Place: Jericho, Jordan Valley. Date: 3rd August, 1918.
Hour: 1800 (6 p.m.).
Summary of Event: 12 cases of beer received for 11th Regiment.
Apparently this super-extraordinary event left our diarist speechless.
At 7 a.m. the following day the Regiment moved to Saba Ridge in support of the 1st Brigade, and lay in the sweltering heat, temperature 120 degrees, throughout the day. Owing to the heavy shelling we were unable to water the horses at the Auja until after nightfall.
The following day we occupied the defence line on the Auja and remained there until 10th August, when the Regiment was relieved by the Allwar (Indian) Infantry and we were ordered to proceed to Ludd for the purpose of reorganisation. On 13th August the Regiment left the Jordan Valley for the last time, and traversing the old Roman road to Talat ed Dumm, turned north-west, passing through the towns of Enab and Latron, arriving at Ludd on 15th August.
Note regarding casualties of the Battle at Abu Tellul, 14 July 1918.
The known casualties from all units are listed below.
BELL Clive Roy 836 Pte 12 LHR/4 LH MGS WIA 14-7-18
BIRCH Charles Napier 66 Cpl 4 LHR WIA 14-7-18
BODEY William Albert 3779 Pte 4 LHR WIA 14-7-18
BROUGHTON David Blakeney Rhys Lt 5 LHR WIA 14-7-18 at Wadi Mellahah
BROWN William Thomas 2312 Pte 4 LHR/4 LH MGS WIA 14-7-18
CAVE Terrance 50 Pte 4 LHR/4 LH MGS WIA 14-7-18
DENNY Henry Thomas 3415 Pte 5 LHR WIA 14-7-18 at Wadi Mellahah

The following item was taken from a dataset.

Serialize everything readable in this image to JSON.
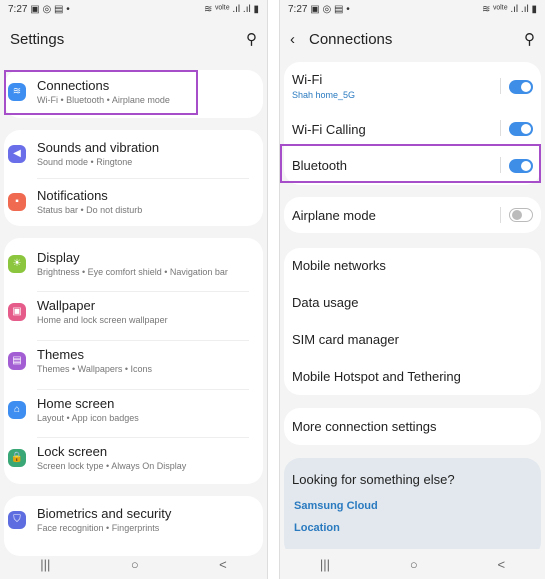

GWYNNE James 1402 Pte 5 LHR WIA 14-7-18 at Wadi Mellahah
HARRIS Hampton Roland 892 Sgt 11 LHR WIA 14-7-18
HIGSON Ebenezer Thomas 75 Pte 7 LHR WIA 14-7-18 at Wadi Mellahah
JONES Daniel 1356 Pte 5 LHR WIA 14-7-18 at Wadi Mellahah
JONES William Richard 1890 Pte 11 LHR WIA 14-7-18
KNOX Albert James 2377 Pte 12 LHR/1 LHR WIA 14-7-18
LAWLESS-PYNE John Lindsay 1438 Pte 5 LHR WIA 14-7-18 at Wadi Mellahah
LINTON Phillip Geoffrey 342 Pte 12 LHR/4 LH MGS WIA 14-7-18
MACANSH John Donald 185 A/Sgt 5 LHR WIA 14-7-18 at Wadi Mellahah
MacDONALD Alan Finlayson 2283 Pte 2 Remts/11 LHR WIA 14-7-18
MARSHALL Charles 303 Lt 5 LHR WIA 14-7-18 at Wadi Mellahah
MARSHALL Claude Herbert 3787 Pte 1 LHR WIA 14-7-18
MATTHEWS John Victor 887 Pte 5 LHR WIA 14-7-18 at Wadi Mellahah
McENIRY Noel 1902 Pte 05 LHR WIA 14-7-18 at Wadi Mellahah
O'CONNOR William 387 Pte 11 LHR/4 LH MGS
POINTON Percy Charles 865 Pte 11 LHR WIA 14-7-18
SCRYMGEOUR James Tindal Stuart 3438 Pte 2 LHR WIA 14-7-18
SMITH Alfred John 584 Pte 11 LHR WIA 14-7-18 DoW 14-7-18
SMITH Arthur Vincent 478 Pte 5 LHR WIA 14-7-18 at Wadi Mellahah
UPTON Charles Edward 1669 Pte 1 LHR WIA 14-7-18
Acknowledgement: Many thanks to Steve Becker for providing this information and allowing it to be published on this site.
Citation: 11th LHR, AIF account about the Jordan Valley